The final piece in this bag of tricks is tenacity, although it is not “late” in the process, as it must be employed from the word “go”. Tenacity seeks to describe the attitude as mentioned before, a deep commitment to engage in this creative process. Allow me to borrow a term., “dogged”, which was used by famed golf writer, Dan Jenkins, in his humorous account of the terrible fate of becoming a golfer, His book, The Dogged Victims of an Inexorable Fate, describes the addictive type devotion of golfers in trying to master the ancient game of golf. In a similar line, to pursue the lofty work of creative interchange, one must be “dogged” or relentless in pursuit of that event. To add an element of play into the mix fits my demeanor precisely as one is invited to be seriously playful and playfully serious in this interaction between others in the hope of producing results that would be unimaginable otherwise.
Let me quote the master precisely to put a fine point on the project, Charlie writes, “Tenacity is the fifth critical condition on the road to reclaiming the original self. We honor our worth, trust that there’s value in pursuing it, use our curiosity to explore the possibilities, imagine new ways of being, and then practice, practice, practice to turn new skills into sustainable habits.”
Here is my confession. I am in the process of being intentional in my practice of these habits. I think that I have worked hard to grasp the elements of Creative Interchange conceptually, but now comes the hard part of putting it all on the field of my relationships. Charlie includes a final section in his book, “prescribing” a regimen of practice to be approached daily. I have written his instructions down, in my way of understanding, printed it out, and now keep it poised strategically in my well-worn planner for review before my scheduled interactions. Unscheduled are a higher degree of difficulty, but they come, regardless, relentlessly. I rehearse the list, interact with an “other” or group, and then review it for correction. It’s slow going, but I can see improvement in my interactions.
Here’s my “cheat sheet”:
- Authentically Interact, sharing the best you now know, with clarity about your intention in the interaction.
- Appreciatively Understand by listening to the “other” with humility, being conscious of the “other’s” unique perspective, using paraphrase to “check” your understanding.
- Find hidden positives in the perspectives of others.
- Integrate differences by using both/and thinking.
- Reframe issues, differences, and problems in order to discover better ways to integrate those differences and find creative solutions.
- Make a commitment: act with courage, patience, and Tenacity!
- Practice….a lot. Don’t worry…..you will have plenty of opportunities if you simply look.
- Observe and remember…RE-mind.
- Celebrate success.
- Correct your mistakes.
As I have said repeatedly in these five articles, this is a tall order. You are swimming against the cultural tide of the adversarial attitude that has defined our common life over the last few years in this country.

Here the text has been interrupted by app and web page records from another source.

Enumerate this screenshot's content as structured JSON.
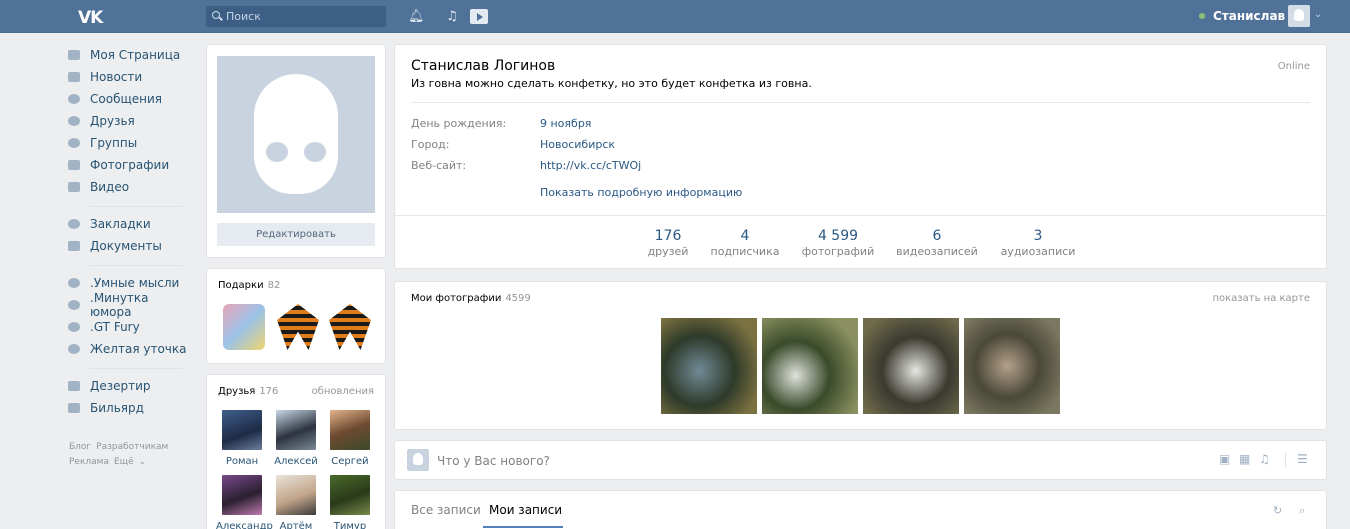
{
  "header": {
    "search_placeholder": "Поиск",
    "username": "Станислав"
  },
  "nav": {
    "items": [
      {
        "label": "Моя Страница",
        "icon": "home-icon"
      },
      {
        "label": "Новости",
        "icon": "news-icon"
      },
      {
        "label": "Сообщения",
        "icon": "messages-icon"
      },
      {
        "label": "Друзья",
        "icon": "friends-icon"
      },
      {
        "label": "Группы",
        "icon": "groups-icon"
      },
      {
        "label": "Фотографии",
        "icon": "camera-icon"
      },
      {
        "label": "Видео",
        "icon": "video-icon"
      }
    ],
    "items2": [
      {
        "label": "Закладки",
        "icon": "star-icon"
      },
      {
        "label": "Документы",
        "icon": "document-icon"
      }
    ],
    "communities": [
      {
        "label": ".Умные мысли"
      },
      {
        "label": ".Минутка юмора"
      },
      {
        "label": ".GT Fury"
      },
      {
        "label": "Желтая уточка"
      }
    ],
    "apps": [
      {
        "label": "Дезертир"
      },
      {
        "label": "Бильярд"
      }
    ],
    "footer": [
      "Блог",
      "Разработчикам",
      "Реклама",
      "Ещё"
    ]
  },
  "avatar_card": {
    "edit_label": "Редактировать"
  },
  "gifts": {
    "title": "Подарки",
    "count": "82"
  },
  "friends": {
    "title": "Друзья",
    "count": "176",
    "updates": "обновления",
    "list": [
      "Роман",
      "Алексей",
      "Сергей",
      "Александр",
      "Артём",
      "Тимур"
    ]
  },
  "profile": {
    "name": "Станислав Логинов",
    "status": "Из говна можно сделать конфетку, но это будет конфетка из говна.",
    "online": "Online",
    "birthday_label": "День рождения:",
    "birthday": "9 ноября",
    "city_label": "Город:",
    "city": "Новосибирск",
    "site_label": "Веб-сайт:",
    "site": "http://vk.cc/cTWOj",
    "more": "Показать подробную информацию",
    "counters": [
      {
        "num": "176",
        "label": "друзей"
      },
      {
        "num": "4",
        "label": "подписчика"
      },
      {
        "num": "4 599",
        "label": "фотографий"
      },
      {
        "num": "6",
        "label": "видеозаписей"
      },
      {
        "num": "3",
        "label": "аудиозаписи"
      }
    ]
  },
  "photos": {
    "title": "Мои фотографии",
    "count": "4599",
    "map_link": "показать на карте"
  },
  "post": {
    "placeholder": "Что у Вас нового?"
  },
  "wall_tabs": {
    "all": "Все записи",
    "mine": "Мои записи"
  },
  "colors": {
    "header": "#507299",
    "link": "#2a5885",
    "bg": "#edeef0"
  }
}
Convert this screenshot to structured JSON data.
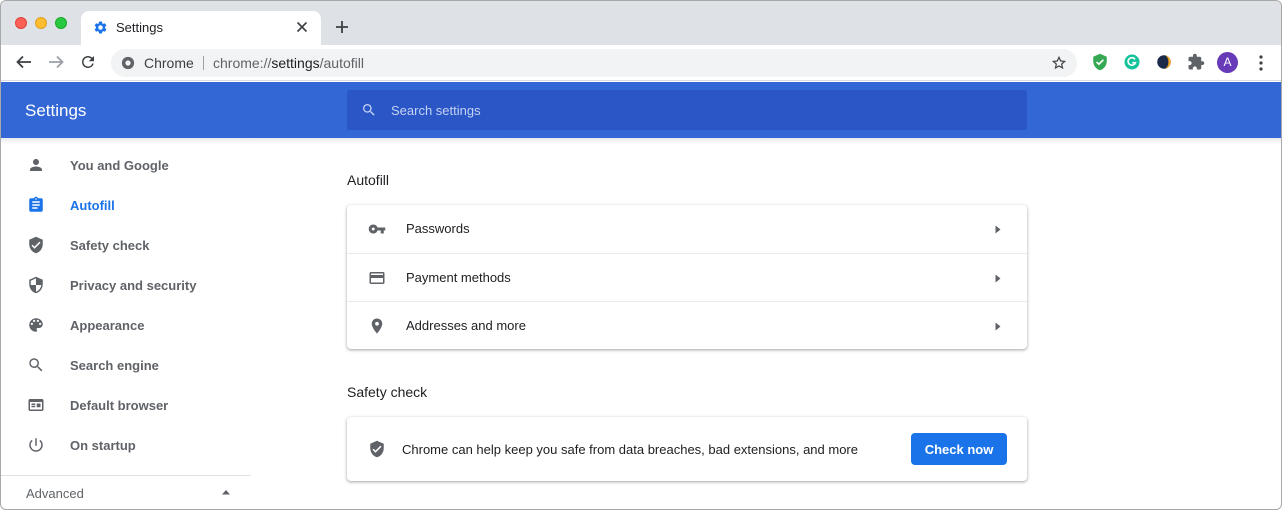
{
  "browser": {
    "tab_title": "Settings",
    "omnibox": {
      "origin_label": "Chrome",
      "url_prefix": "chrome://",
      "url_host": "settings",
      "url_path": "/autofill"
    },
    "profile_initial": "A"
  },
  "settings": {
    "header_title": "Settings",
    "search_placeholder": "Search settings",
    "sidebar": {
      "items": [
        {
          "label": "You and Google",
          "icon": "person-icon"
        },
        {
          "label": "Autofill",
          "icon": "clipboard-icon",
          "active": true
        },
        {
          "label": "Safety check",
          "icon": "shield-check-icon"
        },
        {
          "label": "Privacy and security",
          "icon": "shield-half-icon"
        },
        {
          "label": "Appearance",
          "icon": "palette-icon"
        },
        {
          "label": "Search engine",
          "icon": "search-icon"
        },
        {
          "label": "Default browser",
          "icon": "browser-window-icon"
        },
        {
          "label": "On startup",
          "icon": "power-icon"
        }
      ],
      "advanced_label": "Advanced"
    },
    "autofill": {
      "title": "Autofill",
      "rows": [
        {
          "label": "Passwords",
          "icon": "key-icon"
        },
        {
          "label": "Payment methods",
          "icon": "credit-card-icon"
        },
        {
          "label": "Addresses and more",
          "icon": "location-pin-icon"
        }
      ]
    },
    "safety_check": {
      "title": "Safety check",
      "description": "Chrome can help keep you safe from data breaches, bad extensions, and more",
      "button_label": "Check now"
    }
  },
  "colors": {
    "header_blue": "#3367d6",
    "search_blue": "#2a56c6",
    "accent_blue": "#1a73e8",
    "icon_grey": "#5f6368"
  }
}
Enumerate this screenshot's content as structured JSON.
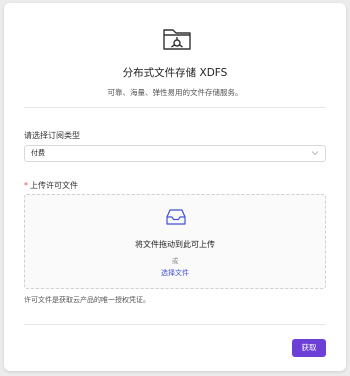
{
  "header": {
    "icon": "folder-network-icon",
    "title": "分布式文件存储 XDFS",
    "subtitle": "可靠、海量、弹性易用的文件存储服务。"
  },
  "subscription": {
    "label": "请选择订阅类型",
    "selected": "付费"
  },
  "upload": {
    "required_mark": "*",
    "label": "上传许可文件",
    "icon": "inbox-icon",
    "drag_text": "将文件拖动到此可上传",
    "or_text": "或",
    "select_link": "选择文件",
    "hint": "许可文件是获取云产品的唯一授权凭证。"
  },
  "actions": {
    "submit_label": "获取"
  },
  "colors": {
    "accent": "#6c3fd6",
    "link": "#3f51d6",
    "required": "#e5484d"
  }
}
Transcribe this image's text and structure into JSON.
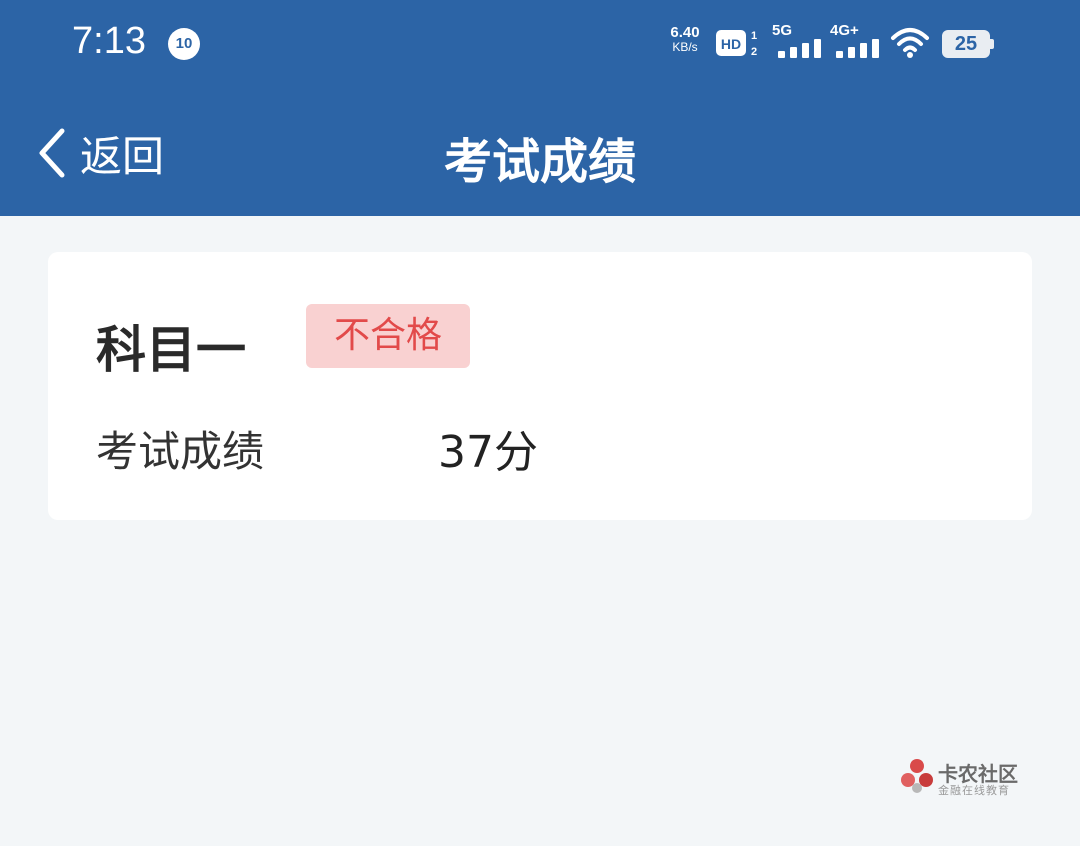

It does take commitment when it seems easier to just keep on doing what it is you do. And yet, I would pose one of my favorite questions taught to me by my rock jock mentor, Don Imus: “How’s that working out for you?” If you are anything like me, you find yourself hungry for a better way of interacting.
Charlie Palmgren offers us an option, a realistic way of changing the way we interact, with the promise of recovering a fresh look at our world, with the side benefit of creativity. Check out the full story in Charlie’s book, Ascent of the Eagle. available through Amazon, or better yet, your local bookseller.
See you on the field of Creative Interchange. Play ball!